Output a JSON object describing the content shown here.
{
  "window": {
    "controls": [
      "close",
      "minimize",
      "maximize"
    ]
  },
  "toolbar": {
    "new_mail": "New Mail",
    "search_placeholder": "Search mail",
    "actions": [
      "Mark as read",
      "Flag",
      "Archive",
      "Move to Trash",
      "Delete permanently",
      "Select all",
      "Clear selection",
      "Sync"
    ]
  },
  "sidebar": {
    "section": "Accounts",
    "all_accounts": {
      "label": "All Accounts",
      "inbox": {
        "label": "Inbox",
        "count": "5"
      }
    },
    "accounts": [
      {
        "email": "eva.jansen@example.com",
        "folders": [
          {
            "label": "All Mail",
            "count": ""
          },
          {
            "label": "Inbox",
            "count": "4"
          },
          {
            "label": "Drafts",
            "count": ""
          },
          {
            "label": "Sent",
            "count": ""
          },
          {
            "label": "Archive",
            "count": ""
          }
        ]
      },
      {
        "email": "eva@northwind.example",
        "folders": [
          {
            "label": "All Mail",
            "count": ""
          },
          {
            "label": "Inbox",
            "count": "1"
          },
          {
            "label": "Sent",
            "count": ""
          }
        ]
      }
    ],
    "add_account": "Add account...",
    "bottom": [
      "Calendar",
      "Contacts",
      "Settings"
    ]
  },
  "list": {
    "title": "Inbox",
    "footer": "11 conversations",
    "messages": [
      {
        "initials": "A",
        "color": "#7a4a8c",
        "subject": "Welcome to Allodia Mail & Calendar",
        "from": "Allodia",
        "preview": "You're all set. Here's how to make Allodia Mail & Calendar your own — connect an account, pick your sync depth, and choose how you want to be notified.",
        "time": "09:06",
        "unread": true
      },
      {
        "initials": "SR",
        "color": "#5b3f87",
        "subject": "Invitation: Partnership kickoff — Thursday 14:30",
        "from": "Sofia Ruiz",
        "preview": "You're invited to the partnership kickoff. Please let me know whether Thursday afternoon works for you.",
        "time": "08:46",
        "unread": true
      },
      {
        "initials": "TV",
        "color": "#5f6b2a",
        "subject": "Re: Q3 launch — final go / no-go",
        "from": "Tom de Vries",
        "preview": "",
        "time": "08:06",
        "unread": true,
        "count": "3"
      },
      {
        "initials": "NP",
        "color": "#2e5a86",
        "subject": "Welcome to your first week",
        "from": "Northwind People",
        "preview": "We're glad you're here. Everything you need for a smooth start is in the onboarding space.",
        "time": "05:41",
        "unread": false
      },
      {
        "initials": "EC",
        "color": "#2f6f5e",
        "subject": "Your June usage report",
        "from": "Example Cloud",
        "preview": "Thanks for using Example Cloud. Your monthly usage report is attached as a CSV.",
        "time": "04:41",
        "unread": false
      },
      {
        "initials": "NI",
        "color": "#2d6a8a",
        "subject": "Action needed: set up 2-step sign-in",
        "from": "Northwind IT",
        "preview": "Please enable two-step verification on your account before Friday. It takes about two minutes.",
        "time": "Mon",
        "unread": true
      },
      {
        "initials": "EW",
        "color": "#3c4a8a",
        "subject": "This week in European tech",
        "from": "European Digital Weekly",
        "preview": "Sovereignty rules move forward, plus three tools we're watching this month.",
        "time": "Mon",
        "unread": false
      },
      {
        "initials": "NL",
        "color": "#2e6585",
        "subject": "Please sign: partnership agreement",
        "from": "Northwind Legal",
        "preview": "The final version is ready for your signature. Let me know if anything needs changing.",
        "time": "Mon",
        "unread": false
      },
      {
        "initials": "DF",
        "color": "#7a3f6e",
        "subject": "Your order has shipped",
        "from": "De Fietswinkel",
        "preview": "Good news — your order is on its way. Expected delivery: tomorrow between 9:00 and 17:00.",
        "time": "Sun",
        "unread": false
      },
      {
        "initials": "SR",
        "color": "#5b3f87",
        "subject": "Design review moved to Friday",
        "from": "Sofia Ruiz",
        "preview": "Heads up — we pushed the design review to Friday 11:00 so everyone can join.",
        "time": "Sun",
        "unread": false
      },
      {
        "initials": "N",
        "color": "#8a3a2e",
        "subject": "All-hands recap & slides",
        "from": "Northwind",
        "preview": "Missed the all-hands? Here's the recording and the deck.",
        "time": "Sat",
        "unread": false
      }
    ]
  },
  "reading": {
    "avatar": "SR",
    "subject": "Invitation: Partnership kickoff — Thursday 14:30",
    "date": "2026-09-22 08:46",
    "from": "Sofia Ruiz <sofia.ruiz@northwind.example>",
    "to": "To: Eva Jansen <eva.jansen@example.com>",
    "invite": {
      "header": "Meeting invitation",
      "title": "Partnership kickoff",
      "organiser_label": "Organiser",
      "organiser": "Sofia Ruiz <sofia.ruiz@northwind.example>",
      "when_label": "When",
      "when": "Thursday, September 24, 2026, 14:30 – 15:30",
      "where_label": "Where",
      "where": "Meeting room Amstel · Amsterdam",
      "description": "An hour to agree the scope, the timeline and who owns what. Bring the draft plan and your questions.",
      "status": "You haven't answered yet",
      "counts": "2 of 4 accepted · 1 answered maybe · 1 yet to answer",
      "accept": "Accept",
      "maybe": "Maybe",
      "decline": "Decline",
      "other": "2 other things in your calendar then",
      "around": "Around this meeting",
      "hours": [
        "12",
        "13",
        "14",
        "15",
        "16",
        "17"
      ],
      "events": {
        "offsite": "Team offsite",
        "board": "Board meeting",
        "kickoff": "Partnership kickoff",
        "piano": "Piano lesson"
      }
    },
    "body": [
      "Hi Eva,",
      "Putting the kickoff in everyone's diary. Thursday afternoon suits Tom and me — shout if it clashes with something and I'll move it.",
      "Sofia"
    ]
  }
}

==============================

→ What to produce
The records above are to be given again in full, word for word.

→ Answer area
Output a JSON object describing the content shown here.
{
  "window": {
    "controls": [
      "close",
      "minimize",
      "maximize"
    ]
  },
  "toolbar": {
    "new_mail": "New Mail",
    "search_placeholder": "Search mail",
    "actions": [
      "Mark as read",
      "Flag",
      "Archive",
      "Move to Trash",
      "Delete permanently",
      "Select all",
      "Clear selection",
      "Sync"
    ]
  },
  "sidebar": {
    "section": "Accounts",
    "all_accounts": {
      "label": "All Accounts",
      "inbox": {
        "label": "Inbox",
        "count": "5"
      }
    },
    "accounts": [
      {
        "email": "eva.jansen@example.com",
        "folders": [
          {
            "label": "All Mail",
            "count": ""
          },
          {
            "label": "Inbox",
            "count": "4"
          },
          {
            "label": "Drafts",
            "count": ""
          },
          {
            "label": "Sent",
            "count": ""
          },
          {
            "label": "Archive",
            "count": ""
          }
        ]
      },
      {
        "email": "eva@northwind.example",
        "folders": [
          {
            "label": "All Mail",
            "count": ""
          },
          {
            "label": "Inbox",
            "count": "1"
          },
          {
            "label": "Sent",
            "count": ""
          }
        ]
      }
    ],
    "add_account": "Add account...",
    "bottom": [
      "Calendar",
      "Contacts",
      "Settings"
    ]
  },
  "list": {
    "title": "Inbox",
    "footer": "11 conversations",
    "messages": [
      {
        "initials": "A",
        "color": "#7a4a8c",
        "subject": "Welcome to Allodia Mail & Calendar",
        "from": "Allodia",
        "preview": "You're all set. Here's how to make Allodia Mail & Calendar your own — connect an account, pick your sync depth, and choose how you want to be notified.",
        "time": "09:06",
        "unread": true
      },
      {
        "initials": "SR",
        "color": "#5b3f87",
        "subject": "Invitation: Partnership kickoff — Thursday 14:30",
        "from": "Sofia Ruiz",
        "preview": "You're invited to the partnership kickoff. Please let me know whether Thursday afternoon works for you.",
        "time": "08:46",
        "unread": true
      },
      {
        "initials": "TV",
        "color": "#5f6b2a",
        "subject": "Re: Q3 launch — final go / no-go",
        "from": "Tom de Vries",
        "preview": "",
        "time": "08:06",
        "unread": true,
        "count": "3"
      },
      {
        "initials": "NP",
        "color": "#2e5a86",
        "subject": "Welcome to your first week",
        "from": "Northwind People",
        "preview": "We're glad you're here. Everything you need for a smooth start is in the onboarding space.",
        "time": "05:41",
        "unread": false
      },
      {
        "initials": "EC",
        "color": "#2f6f5e",
        "subject": "Your June usage report",
        "from": "Example Cloud",
        "preview": "Thanks for using Example Cloud. Your monthly usage report is attached as a CSV.",
        "time": "04:41",
        "unread": false
      },
      {
        "initials": "NI",
        "color": "#2d6a8a",
        "subject": "Action needed: set up 2-step sign-in",
        "from": "Northwind IT",
        "preview": "Please enable two-step verification on your account before Friday. It takes about two minutes.",
        "time": "Mon",
        "unread": true
      },
      {
        "initials": "EW",
        "color": "#3c4a8a",
        "subject": "This week in European tech",
        "from": "European Digital Weekly",
        "preview": "Sovereignty rules move forward, plus three tools we're watching this month.",
        "time": "Mon",
        "unread": false
      },
      {
        "initials": "NL",
        "color": "#2e6585",
        "subject": "Please sign: partnership agreement",
        "from": "Northwind Legal",
        "preview": "The final version is ready for your signature. Let me know if anything needs changing.",
        "time": "Mon",
        "unread": false
      },
      {
        "initials": "DF",
        "color": "#7a3f6e",
        "subject": "Your order has shipped",
        "from": "De Fietswinkel",
        "preview": "Good news — your order is on its way. Expected delivery: tomorrow between 9:00 and 17:00.",
        "time": "Sun",
        "unread": false
      },
      {
        "initials": "SR",
        "color": "#5b3f87",
        "subject": "Design review moved to Friday",
        "from": "Sofia Ruiz",
        "preview": "Heads up — we pushed the design review to Friday 11:00 so everyone can join.",
        "time": "Sun",
        "unread": false
      },
      {
        "initials": "N",
        "color": "#8a3a2e",
        "subject": "All-hands recap & slides",
        "from": "Northwind",
        "preview": "Missed the all-hands? Here's the recording and the deck.",
        "time": "Sat",
        "unread": false
      }
    ]
  },
  "reading": {
    "avatar": "SR",
    "subject": "Invitation: Partnership kickoff — Thursday 14:30",
    "date": "2026-09-22 08:46",
    "from": "Sofia Ruiz <sofia.ruiz@northwind.example>",
    "to": "To: Eva Jansen <eva.jansen@example.com>",
    "invite": {
      "header": "Meeting invitation",
      "title": "Partnership kickoff",
      "organiser_label": "Organiser",
      "organiser": "Sofia Ruiz <sofia.ruiz@northwind.example>",
      "when_label": "When",
      "when": "Thursday, September 24, 2026, 14:30 – 15:30",
      "where_label": "Where",
      "where": "Meeting room Amstel · Amsterdam",
      "description": "An hour to agree the scope, the timeline and who owns what. Bring the draft plan and your questions.",
      "status": "You haven't answered yet",
      "counts": "2 of 4 accepted · 1 answered maybe · 1 yet to answer",
      "accept": "Accept",
      "maybe": "Maybe",
      "decline": "Decline",
      "other": "2 other things in your calendar then",
      "around": "Around this meeting",
      "hours": [
        "12",
        "13",
        "14",
        "15",
        "16",
        "17"
      ],
      "events": {
        "offsite": "Team offsite",
        "board": "Board meeting",
        "kickoff": "Partnership kickoff",
        "piano": "Piano lesson"
      }
    },
    "body": [
      "Hi Eva,",
      "Putting the kickoff in everyone's diary. Thursday afternoon suits Tom and me — shout if it clashes with something and I'll move it.",
      "Sofia"
    ]
  }
}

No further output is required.